September 10, 2019

Guest post by Vasundhara Saravade & Olaf Weber


As climate change impacts continue to create havoc around the world in the form of extreme weather changes, the global financial sector is starting to pay attention to what this means for financial stability and future risks. One important development in 2019 has been the identification of climate change as an overlooked threat to the stability of the financial markets. Now important reports like the World Economic Forum’s Global Risk Report as well as financial system reviews from major central banks are finally calling climate change a systemic and financial risk to global stability.

It is in these turbulent times that most countries are trying to map a transition pathway to what the new green economy might look like, and more sustainable economic growth. However, given that a societal-level transition is needed as quickly as possible, the scale of funding required to finance this transition is massive.


The Canadian “Just Transition” Story

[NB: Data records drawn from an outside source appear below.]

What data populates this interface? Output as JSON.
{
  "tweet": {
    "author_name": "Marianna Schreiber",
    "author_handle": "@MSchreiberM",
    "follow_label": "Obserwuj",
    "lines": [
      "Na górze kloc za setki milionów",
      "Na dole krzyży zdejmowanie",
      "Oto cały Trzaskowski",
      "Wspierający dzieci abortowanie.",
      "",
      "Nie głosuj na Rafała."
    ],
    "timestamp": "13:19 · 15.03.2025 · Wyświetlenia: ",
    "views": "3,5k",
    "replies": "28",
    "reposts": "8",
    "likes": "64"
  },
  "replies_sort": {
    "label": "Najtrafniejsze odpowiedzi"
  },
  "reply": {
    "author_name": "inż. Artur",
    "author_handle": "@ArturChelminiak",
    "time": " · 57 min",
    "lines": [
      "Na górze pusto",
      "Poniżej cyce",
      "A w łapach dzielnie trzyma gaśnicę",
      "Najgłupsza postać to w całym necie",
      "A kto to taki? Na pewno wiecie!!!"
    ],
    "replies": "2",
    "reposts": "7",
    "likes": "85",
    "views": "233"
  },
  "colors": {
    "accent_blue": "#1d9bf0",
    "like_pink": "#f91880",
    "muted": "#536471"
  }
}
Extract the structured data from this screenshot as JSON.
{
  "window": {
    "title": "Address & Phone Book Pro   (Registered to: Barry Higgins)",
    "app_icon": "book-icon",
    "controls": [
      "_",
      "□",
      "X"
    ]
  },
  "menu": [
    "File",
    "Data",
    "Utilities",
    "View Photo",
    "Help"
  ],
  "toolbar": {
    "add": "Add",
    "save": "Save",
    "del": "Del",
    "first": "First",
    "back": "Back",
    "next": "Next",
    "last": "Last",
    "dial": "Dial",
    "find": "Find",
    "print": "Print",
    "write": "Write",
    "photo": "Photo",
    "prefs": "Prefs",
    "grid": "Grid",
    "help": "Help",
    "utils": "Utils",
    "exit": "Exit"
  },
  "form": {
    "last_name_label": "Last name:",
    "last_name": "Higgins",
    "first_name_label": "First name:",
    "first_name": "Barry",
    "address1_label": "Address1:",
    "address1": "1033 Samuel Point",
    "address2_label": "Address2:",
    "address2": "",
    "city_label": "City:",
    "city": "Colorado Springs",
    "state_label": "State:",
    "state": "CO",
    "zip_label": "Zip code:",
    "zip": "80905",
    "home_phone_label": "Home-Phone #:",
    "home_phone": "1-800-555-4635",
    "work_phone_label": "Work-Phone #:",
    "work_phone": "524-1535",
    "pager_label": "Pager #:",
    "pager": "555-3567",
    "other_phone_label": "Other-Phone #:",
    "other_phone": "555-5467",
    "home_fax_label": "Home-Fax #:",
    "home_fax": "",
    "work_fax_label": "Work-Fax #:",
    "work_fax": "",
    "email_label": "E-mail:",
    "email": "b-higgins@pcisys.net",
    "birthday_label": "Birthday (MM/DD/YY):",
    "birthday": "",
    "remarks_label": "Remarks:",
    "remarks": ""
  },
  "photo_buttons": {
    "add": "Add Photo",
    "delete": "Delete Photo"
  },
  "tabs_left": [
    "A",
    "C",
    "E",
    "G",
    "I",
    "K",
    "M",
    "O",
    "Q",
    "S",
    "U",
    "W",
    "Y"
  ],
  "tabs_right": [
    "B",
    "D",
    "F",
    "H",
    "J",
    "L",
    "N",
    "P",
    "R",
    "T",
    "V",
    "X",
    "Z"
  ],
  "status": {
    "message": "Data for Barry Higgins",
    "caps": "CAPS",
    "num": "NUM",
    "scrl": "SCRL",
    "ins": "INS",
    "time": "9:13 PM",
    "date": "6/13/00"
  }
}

For Canada alone, the need is even greater as the economy relies on natural resources and some of these assets are under risk of becoming stranded due to changing financial values and investor preferences – especially with investors opting for responsible investments and incorporating environmental, social and governance (ESG) criteria.

With Canada now warming at twice the global rate, it becomes even more likely that extreme weather events like wildfires, flooding and heatwaves, will also impose a financial burden on the Canadian economy. This is why heavily emitting Canadian industries (backed by the Canadian financial sector) like mining, pulp & paper as well as the oil and gas sector among many others, are in need of a clear yet fast transition strategy towards becoming low-carbon.

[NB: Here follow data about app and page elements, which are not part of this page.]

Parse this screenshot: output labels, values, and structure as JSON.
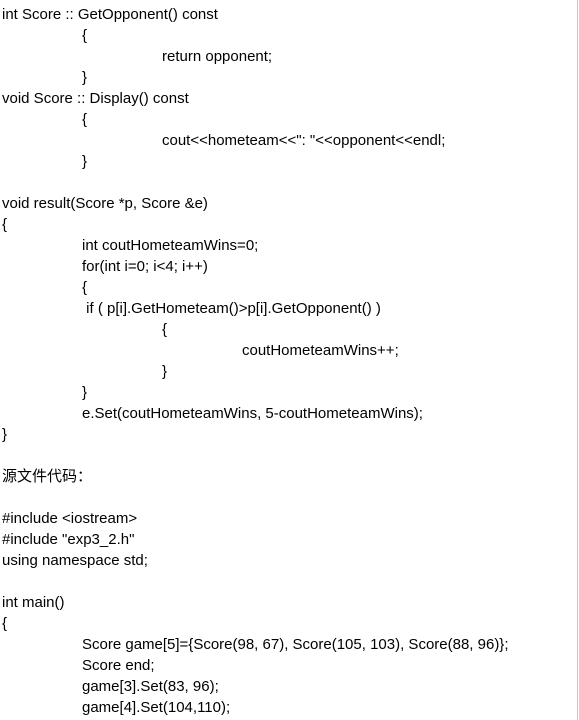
{
  "lines": [
    {
      "text": "int Score :: GetOpponent() const"
    },
    {
      "text": "{"
    },
    {
      "text": "return opponent;"
    },
    {
      "text": "}"
    },
    {
      "text": "void Score :: Display() const"
    },
    {
      "text": "{"
    },
    {
      "text": "cout<<hometeam<<\": \"<<opponent<<endl;"
    },
    {
      "text": "}"
    },
    {
      "text": ""
    },
    {
      "text": "void result(Score *p, Score &e)"
    },
    {
      "text": "{"
    },
    {
      "text": "int coutHometeamWins=0;"
    },
    {
      "text": "for(int i=0; i<4; i++)"
    },
    {
      "text": "{"
    },
    {
      "text": " if ( p[i].GetHometeam()>p[i].GetOpponent() )"
    },
    {
      "text": "{"
    },
    {
      "text": "coutHometeamWins++;"
    },
    {
      "text": "}"
    },
    {
      "text": "}"
    },
    {
      "text": "e.Set(coutHometeamWins, 5-coutHometeamWins);"
    },
    {
      "text": "}"
    },
    {
      "text": ""
    },
    {
      "text": "源文件代码："
    },
    {
      "text": ""
    },
    {
      "text": "#include <iostream>"
    },
    {
      "text": "#include \"exp3_2.h\""
    },
    {
      "text": "using namespace std;"
    },
    {
      "text": ""
    },
    {
      "text": "int main()"
    },
    {
      "text": "{"
    },
    {
      "text": "Score game[5]={Score(98, 67), Score(105, 103), Score(88, 96)};"
    },
    {
      "text": "Score end;"
    },
    {
      "text": "game[3].Set(83, 96);"
    },
    {
      "text": "game[4].Set(104,110);"
    }
  ]
}
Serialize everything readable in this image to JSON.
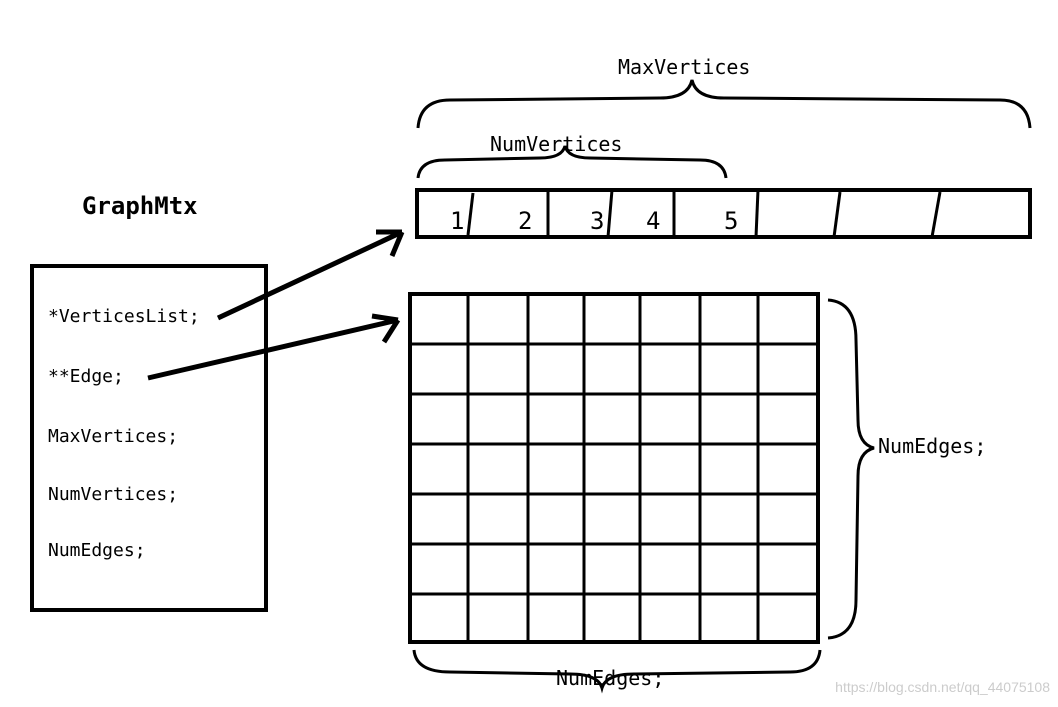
{
  "title": "GraphMtx",
  "struct_fields": {
    "vertices_list": "*VerticesList;",
    "edge": "**Edge;",
    "max_vertices": "MaxVertices;",
    "num_vertices": "NumVertices;",
    "num_edges": "NumEdges;"
  },
  "labels": {
    "max_vertices": "MaxVertices",
    "num_vertices": "NumVertices",
    "num_edges_right": "NumEdges;",
    "num_edges_bottom": "NumEdges;"
  },
  "array_values": [
    "1",
    "2",
    "3",
    "4",
    "5"
  ],
  "watermark": "https://blog.csdn.net/qq_44075108"
}
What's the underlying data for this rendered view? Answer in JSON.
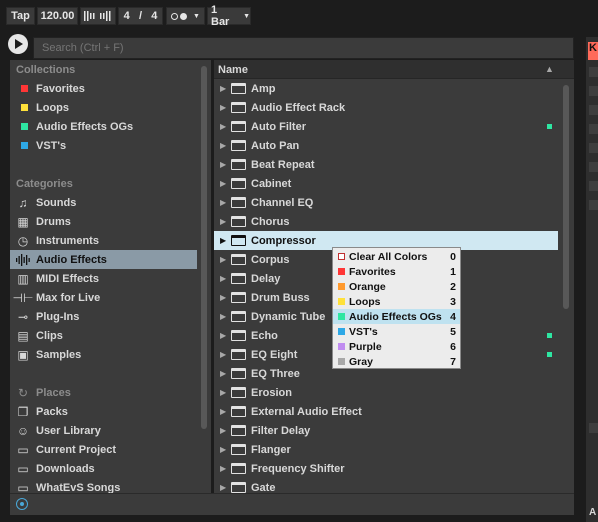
{
  "transport": {
    "tap": "Tap",
    "tempo": "120.00",
    "time_sig_num": "4",
    "time_sig_slash": "/",
    "time_sig_den": "4",
    "quantize": "1 Bar"
  },
  "search": {
    "placeholder": "Search (Ctrl + F)"
  },
  "sidebar": {
    "collections_header": "Collections",
    "collections": [
      {
        "label": "Favorites",
        "color": "#ff3636"
      },
      {
        "label": "Loops",
        "color": "#ffe13a"
      },
      {
        "label": "Audio Effects OGs",
        "color": "#2ee6a2"
      },
      {
        "label": "VST's",
        "color": "#2ea8e6"
      }
    ],
    "categories_header": "Categories",
    "categories": [
      {
        "label": "Sounds",
        "icon": "music-note-icon"
      },
      {
        "label": "Drums",
        "icon": "drums-grid-icon"
      },
      {
        "label": "Instruments",
        "icon": "clock-icon"
      },
      {
        "label": "Audio Effects",
        "icon": "waveform-icon"
      },
      {
        "label": "MIDI Effects",
        "icon": "midi-keys-icon"
      },
      {
        "label": "Max for Live",
        "icon": "max-icon"
      },
      {
        "label": "Plug-Ins",
        "icon": "plug-icon"
      },
      {
        "label": "Clips",
        "icon": "clip-icon"
      },
      {
        "label": "Samples",
        "icon": "sample-icon"
      }
    ],
    "places_header": "Places",
    "places": [
      {
        "label": "Packs",
        "icon": "packs-icon"
      },
      {
        "label": "User Library",
        "icon": "user-icon"
      },
      {
        "label": "Current Project",
        "icon": "project-icon"
      },
      {
        "label": "Downloads",
        "icon": "folder-icon"
      },
      {
        "label": "WhatEvS Songs",
        "icon": "folder-icon"
      }
    ]
  },
  "content": {
    "column_name": "Name",
    "items": [
      {
        "label": "Amp",
        "tagged": false
      },
      {
        "label": "Audio Effect Rack",
        "tagged": false
      },
      {
        "label": "Auto Filter",
        "tagged": true
      },
      {
        "label": "Auto Pan",
        "tagged": false
      },
      {
        "label": "Beat Repeat",
        "tagged": false
      },
      {
        "label": "Cabinet",
        "tagged": false
      },
      {
        "label": "Channel EQ",
        "tagged": false
      },
      {
        "label": "Chorus",
        "tagged": false
      },
      {
        "label": "Compressor",
        "tagged": false,
        "selected": true
      },
      {
        "label": "Corpus",
        "tagged": false
      },
      {
        "label": "Delay",
        "tagged": false
      },
      {
        "label": "Drum Buss",
        "tagged": false
      },
      {
        "label": "Dynamic Tube",
        "tagged": false
      },
      {
        "label": "Echo",
        "tagged": true
      },
      {
        "label": "EQ Eight",
        "tagged": true
      },
      {
        "label": "EQ Three",
        "tagged": false
      },
      {
        "label": "Erosion",
        "tagged": false
      },
      {
        "label": "External Audio Effect",
        "tagged": false
      },
      {
        "label": "Filter Delay",
        "tagged": false
      },
      {
        "label": "Flanger",
        "tagged": false
      },
      {
        "label": "Frequency Shifter",
        "tagged": false
      },
      {
        "label": "Gate",
        "tagged": false
      }
    ]
  },
  "context_menu": {
    "items": [
      {
        "label": "Clear All Colors",
        "key": "0",
        "color": "#ffffff"
      },
      {
        "label": "Favorites",
        "key": "1",
        "color": "#ff3636"
      },
      {
        "label": "Orange",
        "key": "2",
        "color": "#ff9a2e"
      },
      {
        "label": "Loops",
        "key": "3",
        "color": "#ffe13a"
      },
      {
        "label": "Audio Effects OGs",
        "key": "4",
        "color": "#2ee6a2",
        "highlighted": true
      },
      {
        "label": "VST's",
        "key": "5",
        "color": "#2ea8e6"
      },
      {
        "label": "Purple",
        "key": "6",
        "color": "#c08cf0"
      },
      {
        "label": "Gray",
        "key": "7",
        "color": "#a8a8a8"
      }
    ]
  },
  "right_strip": {
    "top_letter": "K",
    "bottom_letter": "A"
  },
  "colors": {
    "accent_selected_row": "#d0e8f2",
    "sidebar_selected": "#8a9aa6"
  }
}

Although the government has started addressing this transition through the creation of an expert panel on sustainable finance, the work needed is in terms of a policy overhaul and a clear financial sector strategy to reach Paris Agreement targets. For example, investment in climate resilient infrastructure alone will cost about $186 billion in Canada. Such opportunities can be looked upon as the future where investment needs to be redirected so as to create innovative green industries and finance projects which help transition Canada’s economy.


Overview of the Best Low-Carbon Pathways

Keeping this scenario in mind, we looked into the public policies that the Canadian financial sector might be interested in, in order to implement the transition. Our research started with a comprehensive review of international best policy practises that implemented a strategic pathway for a low carbon sustainable finance transition.

We found a total of 26 strategic policy measures that were currently being implemented across the world – ranging from more financial safety-nets like public guarantee funds to more voluntary measures like climate-related disclosures. Out of these 26 measures, we organized strategies into 13 categories based on type (risk or opportunity), characteristics (type of instrument, stakeholders or voluntary/mandatory etc.) and products & services (asset management, green bonds, sustainable stock indices etc.). These measures are detailed in our CIGI report titled, “Strategies for Integrating the Canadian Financial Sector into Financing the Low-Carbon Economy Transition”.

Our review found that in order to change the financial sector, countries either mandated centralized guidelines through a top-down policy approach or opted for a more voluntary and financial incentives route to encourage proactive behaviour change. However, it was clear that the best way to get financial sector buy-in was to see what worked in the context of that country.


Surveying the Canadian Financial Sector

Hence, we took our study to the next stage by conducting a Canadian financial sector survey of practitioners, to see what strategic policy measures seemed most favourable in the domestic context. Our survey was based on five attributes – usability or general usefulness of the strategy, incentive to increase private sector involvement, creating new business opportunities, improving risk management and increasing reputational benefits.

Our participants ranged from seven financial sub-industries – such as commercial banking, credit unions/co-operatives, insurance, institutional investors, asset management, pension funds and industry associations.

Not surprisingly, the results of the survey highlighted that the financial sector preferred backing policies that encouraged more climate-related business opportunities – especially creating new asset classes or scaling up debt finance through green bonds. It was highlighted that the government needed to provide public guarantees or first-loss insurance for innovative sectors like clean technology that have more early-stage risks.

The institutional investors particularly expressed the need to clarify the connection between low-carbon finance and fiduciary duty as well as improve risk management strategies. Furthermore, having standardizing performance indicators as well as clear guidelines to assess risk and opportunities from climate change were perceived to be useful transition tools.

Overall, we found that the Canadian financial sector preferred to remain autonomous in addressing sustainability transition challenges. However, this may soon be changing given the increasing systemic risk exposure that climate change brings every year to major Canadian financial players like the insurance industry or pension funds, which are now looking at the long-term impacts of climate change on financial stability.

This project has been supported in part through the Smart Prosperity Institute Research Network and its Greening Growth Partnership, which is supported by a Social Sciences and Humanities Research Council of Canada Partnership Grant (no. 895-2017-1018), as well as the Economics and Environmental Policy Research Network (EEPRN). The working paper is available here.

Olaf Weber

Professor at the School for Environment, Enterprise and Development (SEED), Faculty of Environment, University of Waterloo.